      • If this had been one of the “bad apples” they would have been severely reprimanded (yelled at aggressively), and sent out of the classroom after the first time that the chair flipped over.  Instead, this student was told to sit still repeatedly, and did not receive any other reprimand.  During that time multiple other students were given checks (a tally system), and made to stay in for recess because they had called out during the lesson.  I found it shocking that a student calling out (in response to questions posed during the lesson) were made to stay in for recess, while a student who wouldn’t sit still, and flipped their chair 2 was not made to stay in, and barely reprimanded.
      • I feel that this is because she performs well academically, and the teachers do not have to worry about her paying attention.  Even when she does not pay attention she still performs well on her assignments, therefore, they choose to not focus their energy on her.  I also feel that because she does well, they have grown to like her (the aide and teacher have both told me how much they like her, and how great of a student she is).  I find that her behavior is often overlooked because she can still succeed even with disruptions.
  • Questions to consider:
    • How does bias towards students within the classroom influence student’s behavior? Does allowing some students to get away with certain behavior while other students do not get away with far less create a confusing environment to young students?
    • How can teachers avoid becoming biased in their response to particular students behavior (well “good apples” or “bad apples”)?
    • Is it a student teachers right or responsibility to point out or discuss these inequalities with their supervisors? How can we go about creating a productive and respectful dialogue?

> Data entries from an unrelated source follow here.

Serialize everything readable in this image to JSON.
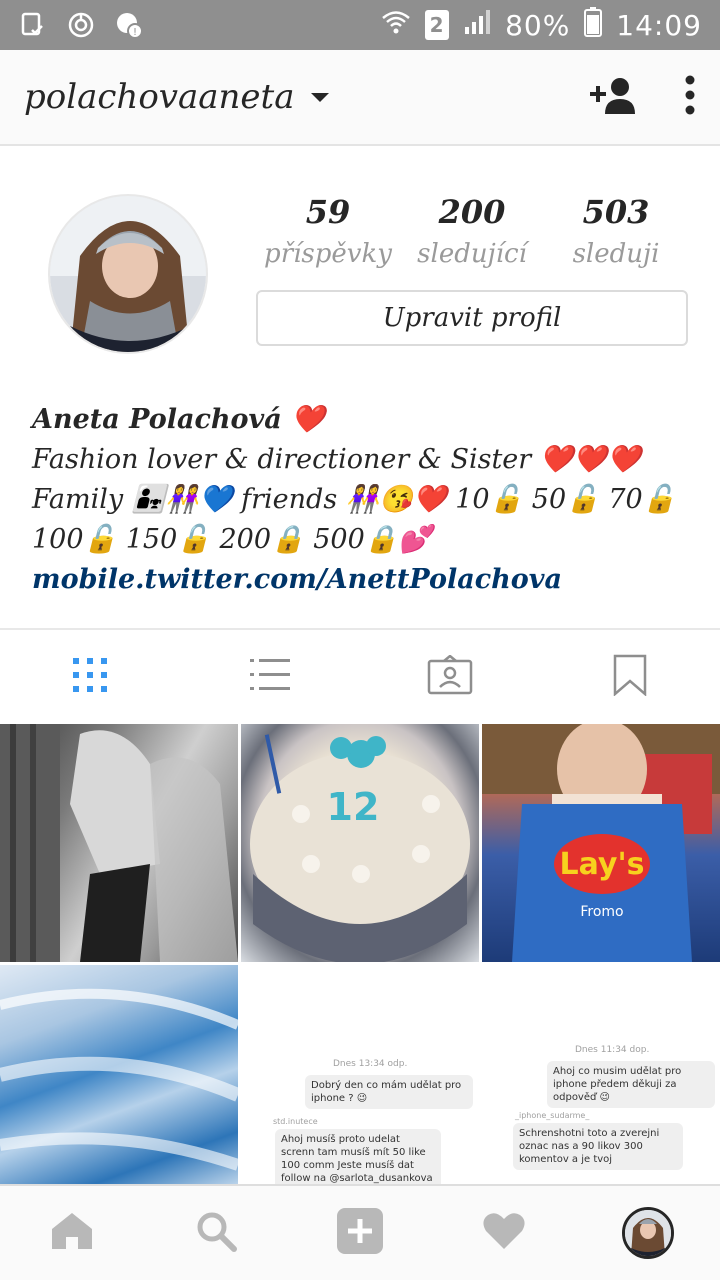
{
  "status_bar": {
    "battery": "80%",
    "time": "14:09",
    "sim_slot": "2",
    "icons": [
      "screenshot-icon",
      "sync-icon",
      "alert-icon",
      "wifi-icon",
      "signal-icon",
      "battery-icon"
    ]
  },
  "header": {
    "username": "polachovaaneta",
    "icons": [
      "chevron-down-icon",
      "add-person-icon",
      "more-vertical-icon"
    ]
  },
  "profile": {
    "stats": [
      {
        "count": "59",
        "label": "příspěvky"
      },
      {
        "count": "200",
        "label": "sledující"
      },
      {
        "count": "503",
        "label": "sleduji"
      }
    ],
    "edit_button": "Upravit profil"
  },
  "bio": {
    "name": "Aneta Polachová ❤️",
    "line1": "Fashion lover & directioner & Sister ❤️❤️❤️",
    "line2": "Family 👨‍👧👭💙 friends 👭😘❤️ 10🔓 50🔓 70🔓",
    "line3": "100🔓 150🔓 200🔒  500🔒💕",
    "link": "mobile.twitter.com/AnettPolachova"
  },
  "tabs": [
    {
      "name": "grid",
      "icon": "grid-icon",
      "active": true
    },
    {
      "name": "list",
      "icon": "list-icon",
      "active": false
    },
    {
      "name": "tagged",
      "icon": "tagged-photo-icon",
      "active": false
    },
    {
      "name": "saved",
      "icon": "bookmark-icon",
      "active": false
    }
  ],
  "grid": {
    "cake_number": "12",
    "chips_brand": "Lay's",
    "chips_flavor": "Fromo",
    "chat_left": {
      "time": "Dnes 13:34 odp.",
      "bubble1": "Dobrý den co mám udělat pro iphone ? 😉",
      "sender": "std.inutece",
      "bubble2": "Ahoj musíš proto udelat screnn tam musíš mít 50 like 100 comm Jeste musíš dat follow na @sarlota_dusankova a"
    },
    "chat_right": {
      "time": "Dnes 11:34 dop.",
      "bubble1": "Ahoj co musim udělat pro iphone předem děkuji za odpověď 😉",
      "sender": "_iphone_sudarme_",
      "bubble2": "Schrenshotni toto a zverejni oznac nas a 90 likov 300 komentov a je tvoj"
    }
  },
  "bottom_nav": [
    {
      "name": "home",
      "icon": "home-icon"
    },
    {
      "name": "search",
      "icon": "search-icon"
    },
    {
      "name": "add",
      "icon": "add-post-icon"
    },
    {
      "name": "activity",
      "icon": "heart-icon"
    },
    {
      "name": "profile",
      "icon": "profile-avatar"
    }
  ],
  "colors": {
    "status_bar": "#8f8f8f",
    "accent_blue": "#3897f0",
    "link": "#003569",
    "muted": "#9a9a9a"
  }
}
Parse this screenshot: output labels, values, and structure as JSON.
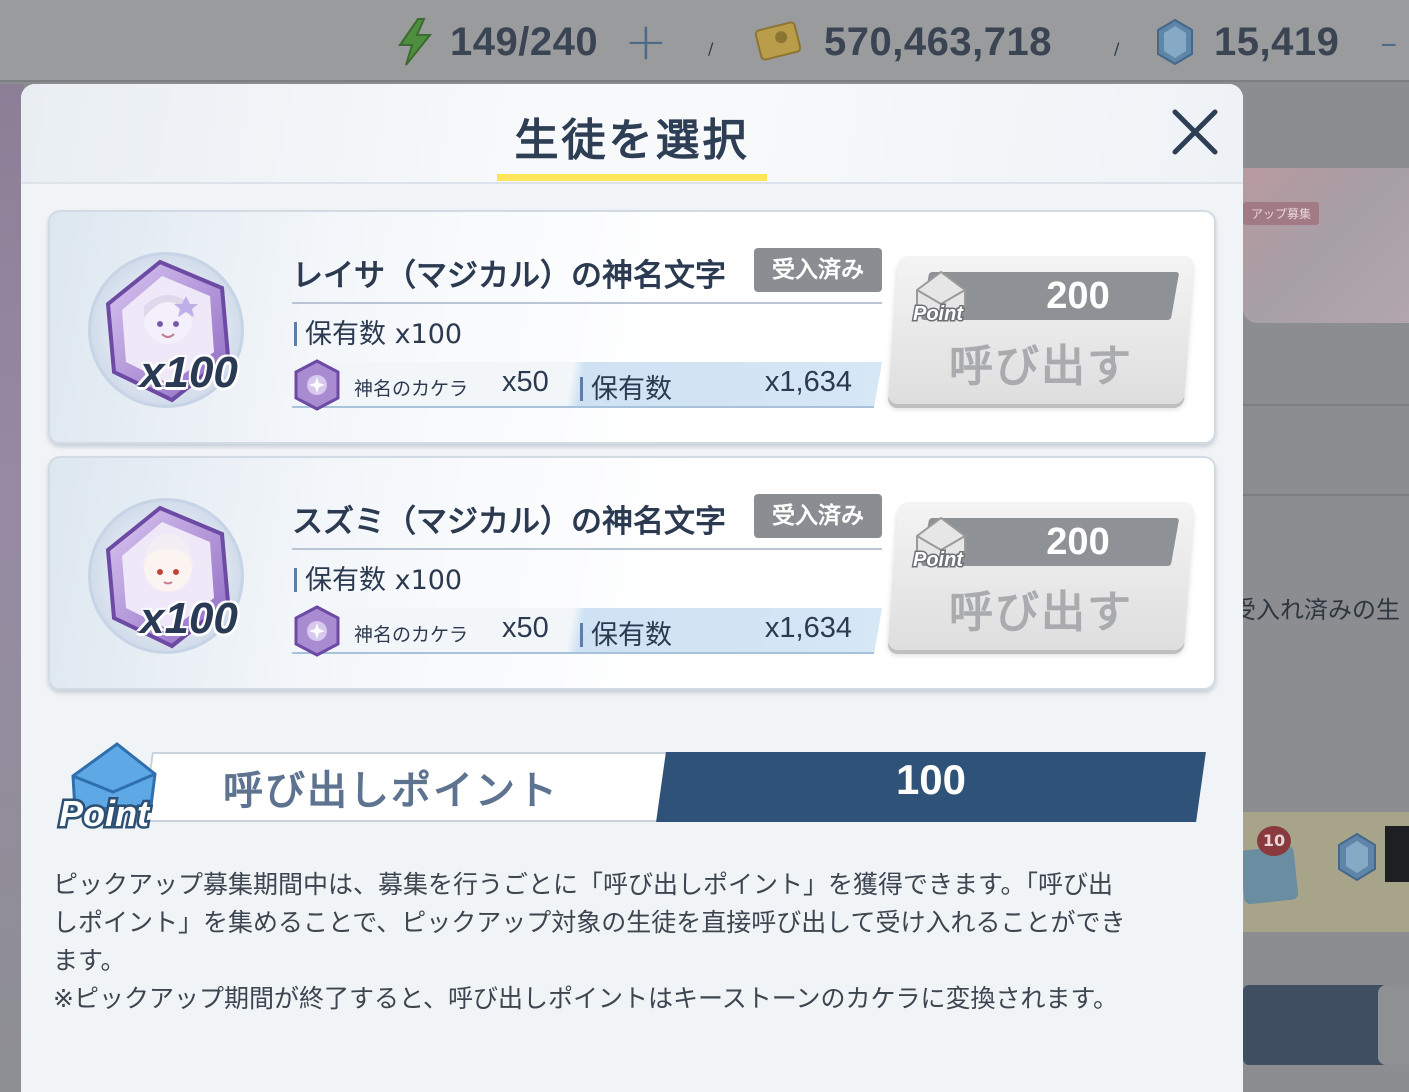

    • How do we avoid labeling students all together? Is there anything beneficial about labeling students?